> What you have to do
Whenever a line in the entries includes the word "Windows", copy that line out.

> Interface dataset entries
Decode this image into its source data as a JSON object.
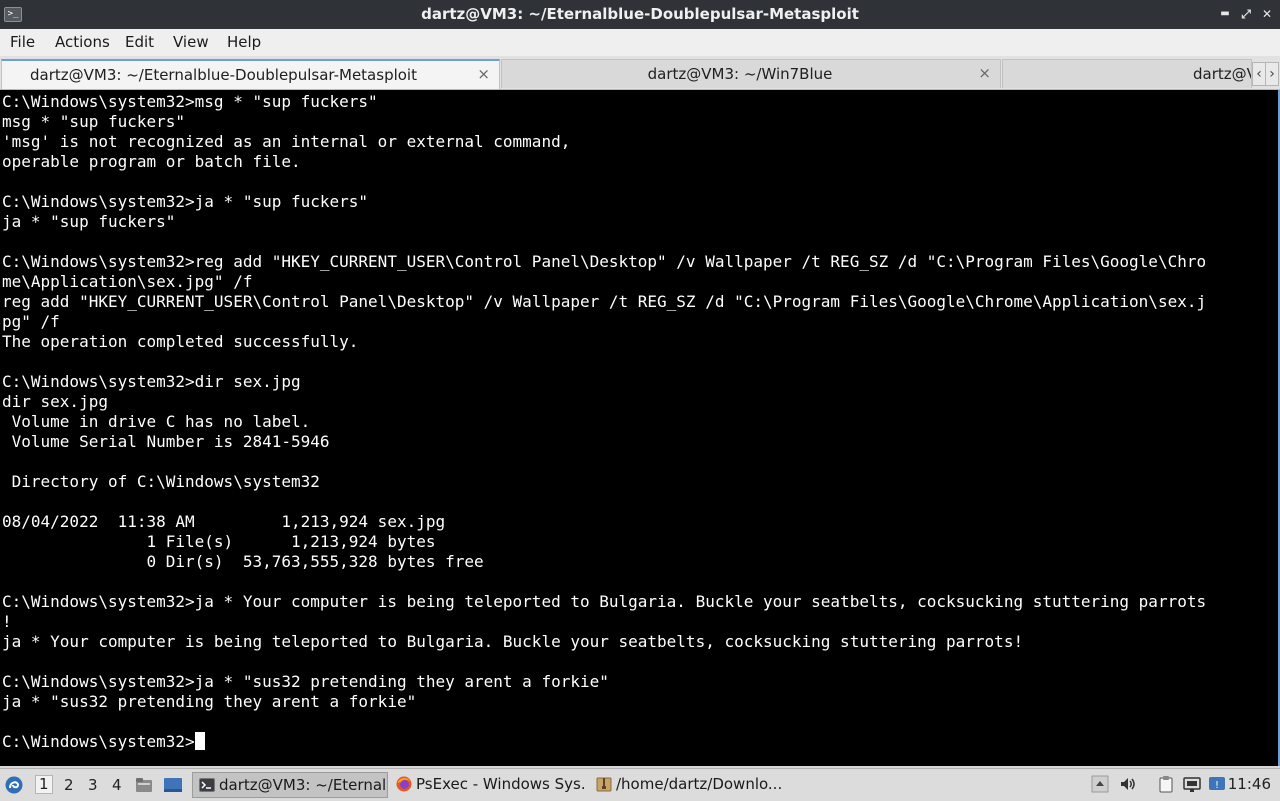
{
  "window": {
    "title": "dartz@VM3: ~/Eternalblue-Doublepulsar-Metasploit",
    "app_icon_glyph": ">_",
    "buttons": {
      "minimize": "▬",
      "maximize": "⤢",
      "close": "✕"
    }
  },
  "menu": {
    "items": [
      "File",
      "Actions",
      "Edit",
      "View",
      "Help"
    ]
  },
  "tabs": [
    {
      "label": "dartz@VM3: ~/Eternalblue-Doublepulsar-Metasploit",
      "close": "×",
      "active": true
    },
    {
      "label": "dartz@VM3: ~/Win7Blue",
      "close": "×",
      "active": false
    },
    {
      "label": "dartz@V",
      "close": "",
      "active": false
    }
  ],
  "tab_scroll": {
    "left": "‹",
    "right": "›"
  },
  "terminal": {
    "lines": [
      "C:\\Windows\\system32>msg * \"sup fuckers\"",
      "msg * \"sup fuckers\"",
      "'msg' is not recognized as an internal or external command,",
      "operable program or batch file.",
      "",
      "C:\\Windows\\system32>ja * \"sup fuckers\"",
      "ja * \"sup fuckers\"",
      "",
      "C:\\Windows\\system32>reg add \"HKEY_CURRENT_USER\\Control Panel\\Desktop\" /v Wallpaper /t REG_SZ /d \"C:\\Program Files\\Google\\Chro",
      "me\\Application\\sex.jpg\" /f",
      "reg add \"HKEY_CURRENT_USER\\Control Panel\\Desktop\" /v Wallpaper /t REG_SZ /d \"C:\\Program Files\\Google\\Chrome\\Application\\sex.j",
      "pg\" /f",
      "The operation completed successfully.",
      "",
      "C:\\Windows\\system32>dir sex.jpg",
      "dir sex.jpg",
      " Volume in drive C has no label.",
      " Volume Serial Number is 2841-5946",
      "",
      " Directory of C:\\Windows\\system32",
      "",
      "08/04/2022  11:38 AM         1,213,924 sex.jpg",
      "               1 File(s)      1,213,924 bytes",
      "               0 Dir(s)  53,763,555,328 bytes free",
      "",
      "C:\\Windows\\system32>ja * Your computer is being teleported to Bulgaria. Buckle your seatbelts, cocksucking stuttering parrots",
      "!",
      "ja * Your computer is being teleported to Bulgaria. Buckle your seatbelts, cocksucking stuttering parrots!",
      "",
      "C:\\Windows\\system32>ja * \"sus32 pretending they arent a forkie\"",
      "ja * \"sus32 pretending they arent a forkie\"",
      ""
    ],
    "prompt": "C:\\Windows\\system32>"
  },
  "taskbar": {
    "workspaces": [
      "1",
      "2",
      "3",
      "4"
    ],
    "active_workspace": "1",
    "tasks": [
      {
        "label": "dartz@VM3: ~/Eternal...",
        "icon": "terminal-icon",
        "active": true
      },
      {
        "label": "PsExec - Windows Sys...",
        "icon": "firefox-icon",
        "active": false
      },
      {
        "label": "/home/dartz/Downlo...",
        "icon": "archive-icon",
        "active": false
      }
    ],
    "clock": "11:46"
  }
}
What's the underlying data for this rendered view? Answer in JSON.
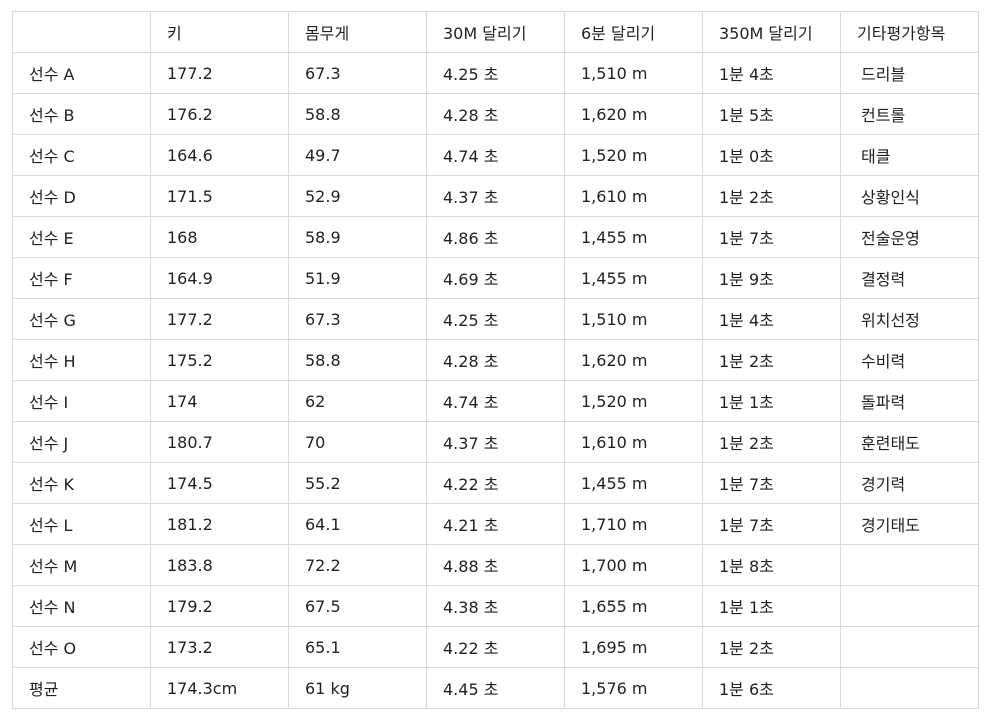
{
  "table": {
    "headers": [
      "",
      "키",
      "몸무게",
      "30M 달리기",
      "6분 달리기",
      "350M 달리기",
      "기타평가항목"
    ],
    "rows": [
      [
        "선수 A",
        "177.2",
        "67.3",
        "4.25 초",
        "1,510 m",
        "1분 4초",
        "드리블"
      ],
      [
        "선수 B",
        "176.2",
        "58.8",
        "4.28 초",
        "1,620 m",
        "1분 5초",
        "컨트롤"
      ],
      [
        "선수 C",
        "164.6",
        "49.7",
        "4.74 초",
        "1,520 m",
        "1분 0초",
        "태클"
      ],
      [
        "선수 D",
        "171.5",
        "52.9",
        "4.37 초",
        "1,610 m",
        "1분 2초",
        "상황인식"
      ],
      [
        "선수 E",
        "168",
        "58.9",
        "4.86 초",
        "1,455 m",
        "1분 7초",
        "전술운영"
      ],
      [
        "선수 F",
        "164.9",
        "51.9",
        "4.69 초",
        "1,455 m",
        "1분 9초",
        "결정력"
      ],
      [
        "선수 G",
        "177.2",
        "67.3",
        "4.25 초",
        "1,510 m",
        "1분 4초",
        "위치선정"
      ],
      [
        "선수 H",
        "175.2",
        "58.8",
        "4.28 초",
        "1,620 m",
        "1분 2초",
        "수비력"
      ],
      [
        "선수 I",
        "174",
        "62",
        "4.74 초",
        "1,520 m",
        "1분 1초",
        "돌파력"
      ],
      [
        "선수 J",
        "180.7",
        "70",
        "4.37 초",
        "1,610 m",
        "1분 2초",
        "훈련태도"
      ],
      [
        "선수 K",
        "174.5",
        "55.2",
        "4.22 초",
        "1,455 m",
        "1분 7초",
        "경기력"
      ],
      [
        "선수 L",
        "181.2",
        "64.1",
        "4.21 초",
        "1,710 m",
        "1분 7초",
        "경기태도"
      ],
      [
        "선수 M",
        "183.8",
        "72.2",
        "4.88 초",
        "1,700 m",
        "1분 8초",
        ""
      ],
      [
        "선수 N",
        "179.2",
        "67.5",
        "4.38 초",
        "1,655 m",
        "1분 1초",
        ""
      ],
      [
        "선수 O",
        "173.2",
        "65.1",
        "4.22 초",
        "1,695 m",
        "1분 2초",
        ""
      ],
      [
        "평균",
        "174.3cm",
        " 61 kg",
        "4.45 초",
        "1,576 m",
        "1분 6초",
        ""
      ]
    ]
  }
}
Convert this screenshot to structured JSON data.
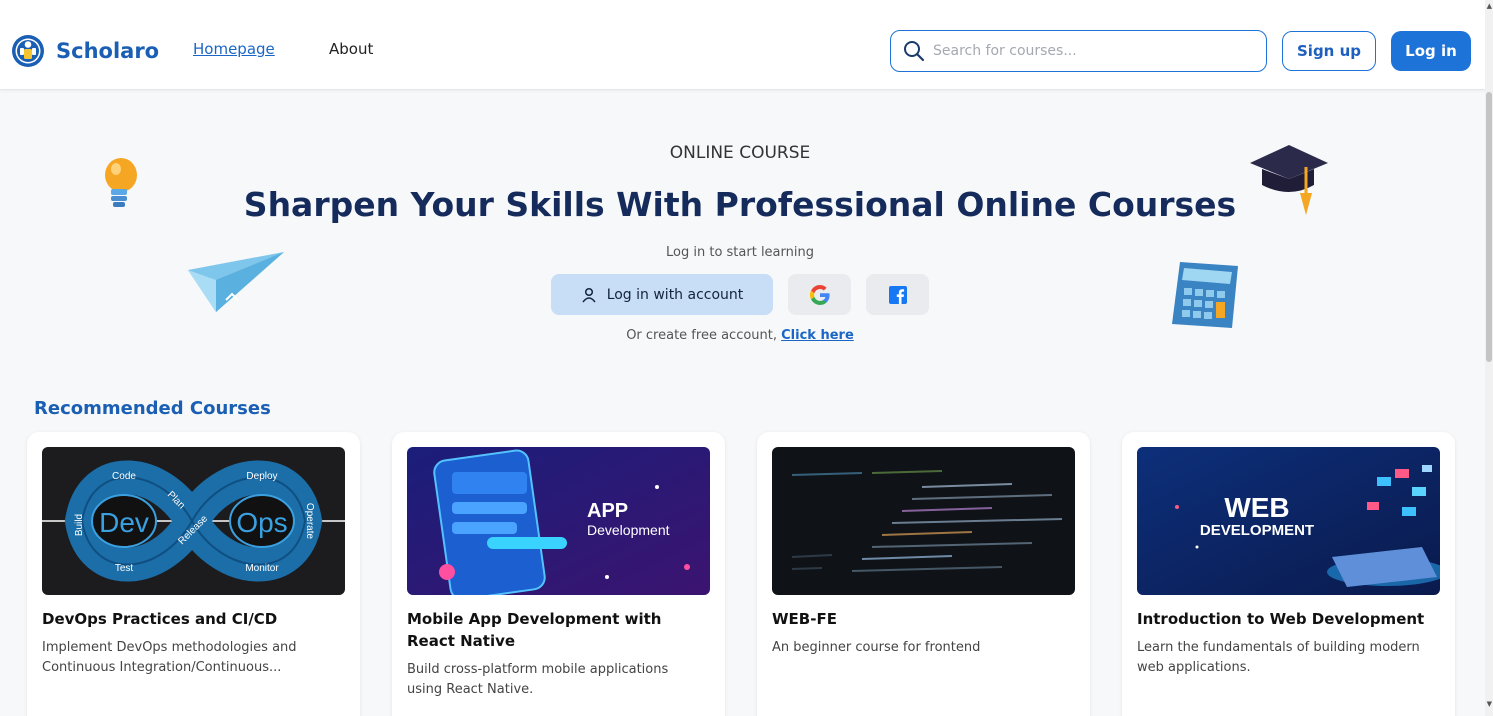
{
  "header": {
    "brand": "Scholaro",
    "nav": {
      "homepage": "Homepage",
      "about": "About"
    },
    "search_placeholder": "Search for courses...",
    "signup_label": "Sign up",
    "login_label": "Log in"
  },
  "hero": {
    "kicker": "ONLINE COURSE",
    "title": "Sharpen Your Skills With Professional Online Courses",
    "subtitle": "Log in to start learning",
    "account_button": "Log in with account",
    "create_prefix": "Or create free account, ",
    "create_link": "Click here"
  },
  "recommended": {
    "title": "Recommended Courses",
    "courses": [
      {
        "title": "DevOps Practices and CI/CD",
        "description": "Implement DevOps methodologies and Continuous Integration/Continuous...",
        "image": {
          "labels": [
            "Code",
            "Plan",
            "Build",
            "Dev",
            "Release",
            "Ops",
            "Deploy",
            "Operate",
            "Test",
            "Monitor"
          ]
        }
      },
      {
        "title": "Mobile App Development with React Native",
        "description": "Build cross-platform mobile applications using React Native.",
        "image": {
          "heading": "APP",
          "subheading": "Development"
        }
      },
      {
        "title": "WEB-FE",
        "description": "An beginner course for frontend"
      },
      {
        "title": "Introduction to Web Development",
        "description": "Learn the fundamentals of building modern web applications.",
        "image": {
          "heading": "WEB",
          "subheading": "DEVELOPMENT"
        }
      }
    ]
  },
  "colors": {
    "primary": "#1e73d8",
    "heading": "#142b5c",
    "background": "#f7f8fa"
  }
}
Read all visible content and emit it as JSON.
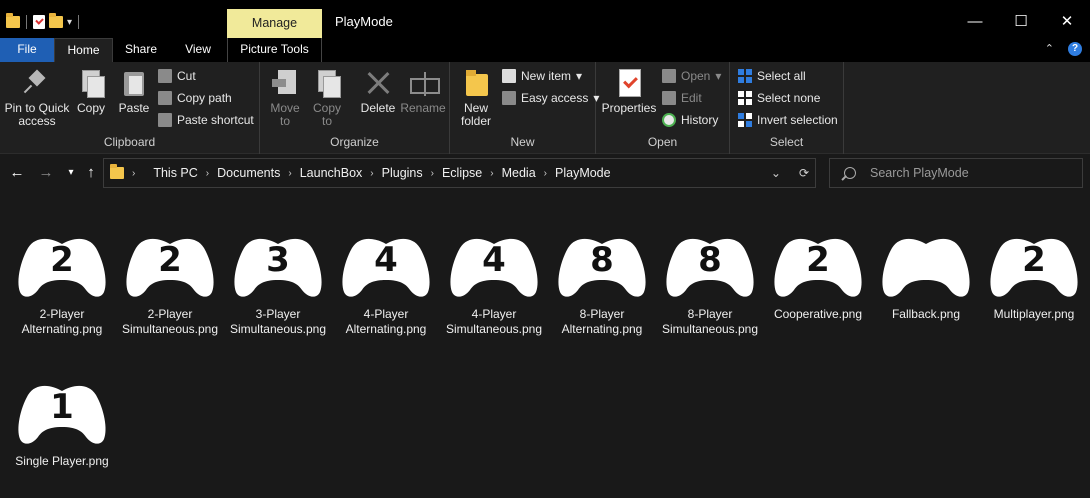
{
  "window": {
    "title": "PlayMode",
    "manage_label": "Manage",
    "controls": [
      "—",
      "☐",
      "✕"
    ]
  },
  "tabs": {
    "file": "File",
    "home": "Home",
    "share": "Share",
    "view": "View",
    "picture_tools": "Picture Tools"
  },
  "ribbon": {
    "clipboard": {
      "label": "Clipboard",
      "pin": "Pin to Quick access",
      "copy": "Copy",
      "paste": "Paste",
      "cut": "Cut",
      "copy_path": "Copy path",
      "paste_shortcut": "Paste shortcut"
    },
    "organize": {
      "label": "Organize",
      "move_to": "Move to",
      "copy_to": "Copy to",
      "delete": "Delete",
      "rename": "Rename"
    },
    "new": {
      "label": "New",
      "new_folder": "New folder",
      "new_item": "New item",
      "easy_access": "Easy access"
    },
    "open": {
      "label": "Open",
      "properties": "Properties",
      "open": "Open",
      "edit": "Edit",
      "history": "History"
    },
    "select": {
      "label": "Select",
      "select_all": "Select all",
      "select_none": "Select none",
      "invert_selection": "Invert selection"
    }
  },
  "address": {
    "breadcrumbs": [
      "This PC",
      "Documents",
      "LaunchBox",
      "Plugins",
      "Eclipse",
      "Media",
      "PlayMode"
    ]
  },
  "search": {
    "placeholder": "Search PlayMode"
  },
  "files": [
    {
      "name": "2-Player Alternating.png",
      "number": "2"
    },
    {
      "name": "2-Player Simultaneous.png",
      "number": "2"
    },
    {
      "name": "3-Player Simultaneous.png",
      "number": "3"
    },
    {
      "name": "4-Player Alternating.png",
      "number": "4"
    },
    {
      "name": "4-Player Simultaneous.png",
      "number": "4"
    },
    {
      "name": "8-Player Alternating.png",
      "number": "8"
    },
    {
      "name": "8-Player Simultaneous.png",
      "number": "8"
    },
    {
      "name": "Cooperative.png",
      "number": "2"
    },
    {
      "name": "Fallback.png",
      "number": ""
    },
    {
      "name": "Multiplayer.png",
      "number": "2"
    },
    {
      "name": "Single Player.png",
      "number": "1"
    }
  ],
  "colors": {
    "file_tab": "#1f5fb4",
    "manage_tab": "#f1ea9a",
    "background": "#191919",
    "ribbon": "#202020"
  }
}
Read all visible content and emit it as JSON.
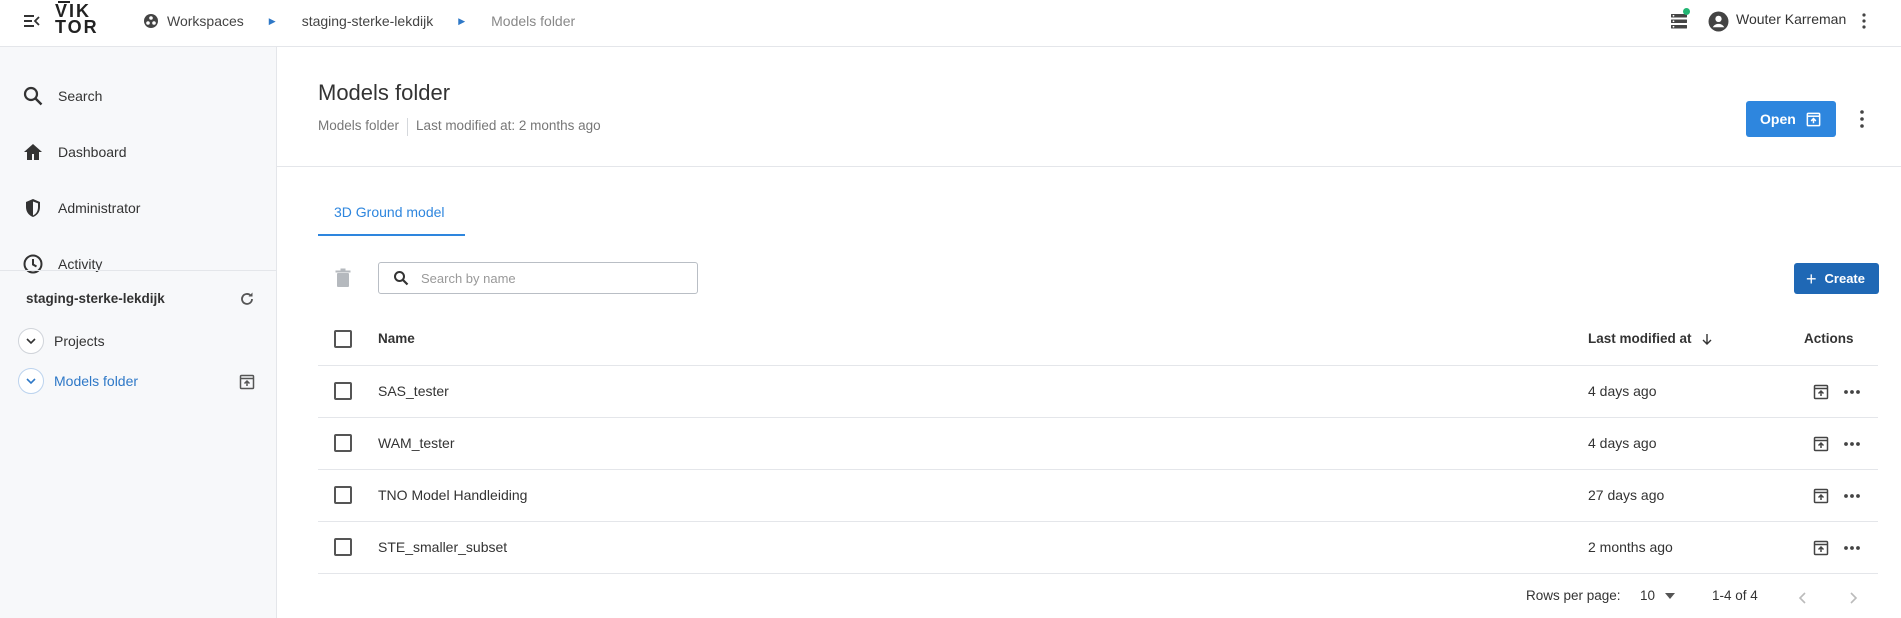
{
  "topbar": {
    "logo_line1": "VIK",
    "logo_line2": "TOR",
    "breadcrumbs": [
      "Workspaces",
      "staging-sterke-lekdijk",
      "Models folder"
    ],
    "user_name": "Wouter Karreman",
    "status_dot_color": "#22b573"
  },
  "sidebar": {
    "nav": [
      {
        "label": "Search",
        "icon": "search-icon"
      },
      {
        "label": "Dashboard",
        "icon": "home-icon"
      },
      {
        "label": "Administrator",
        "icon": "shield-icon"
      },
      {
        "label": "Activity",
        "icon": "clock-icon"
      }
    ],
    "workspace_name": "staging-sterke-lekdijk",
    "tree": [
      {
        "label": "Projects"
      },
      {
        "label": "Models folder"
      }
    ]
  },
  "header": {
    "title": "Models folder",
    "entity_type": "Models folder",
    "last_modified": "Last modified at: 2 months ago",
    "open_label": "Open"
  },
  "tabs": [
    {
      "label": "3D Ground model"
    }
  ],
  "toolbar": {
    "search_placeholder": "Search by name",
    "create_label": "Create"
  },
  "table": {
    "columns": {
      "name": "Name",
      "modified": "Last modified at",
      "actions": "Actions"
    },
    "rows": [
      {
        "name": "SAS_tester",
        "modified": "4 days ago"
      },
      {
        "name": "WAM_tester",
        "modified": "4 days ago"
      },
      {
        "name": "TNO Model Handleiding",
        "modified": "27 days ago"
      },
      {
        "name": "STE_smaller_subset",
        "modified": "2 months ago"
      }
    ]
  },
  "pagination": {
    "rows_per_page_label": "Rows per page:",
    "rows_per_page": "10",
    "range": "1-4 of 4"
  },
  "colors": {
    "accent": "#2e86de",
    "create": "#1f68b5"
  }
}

> Written reply
      "C:\\Windows\\system32>msg * \"sup fuckers\"",
      "C:\\Windows\\system32>ja * \"sup fuckers\"",
      "C:\\Windows\\system32>reg add \"HKEY_CURRENT_USER\\Control Panel\\Desktop\" /v Wallpaper /t REG_SZ /d \"C:\\Program Files\\Google\\Chro",
      "C:\\Windows\\system32>dir sex.jpg",
      " Directory of C:\\Windows\\system32",
      "C:\\Windows\\system32>ja * Your computer is being teleported to Bulgaria. Buckle your seatbelts, cocksucking stuttering parrots",
      "C:\\Windows\\system32>ja * \"sus32 pretending they arent a forkie\"",
    "prompt": "C:\\Windows\\system32>"
        "label": "PsExec - Windows Sys...",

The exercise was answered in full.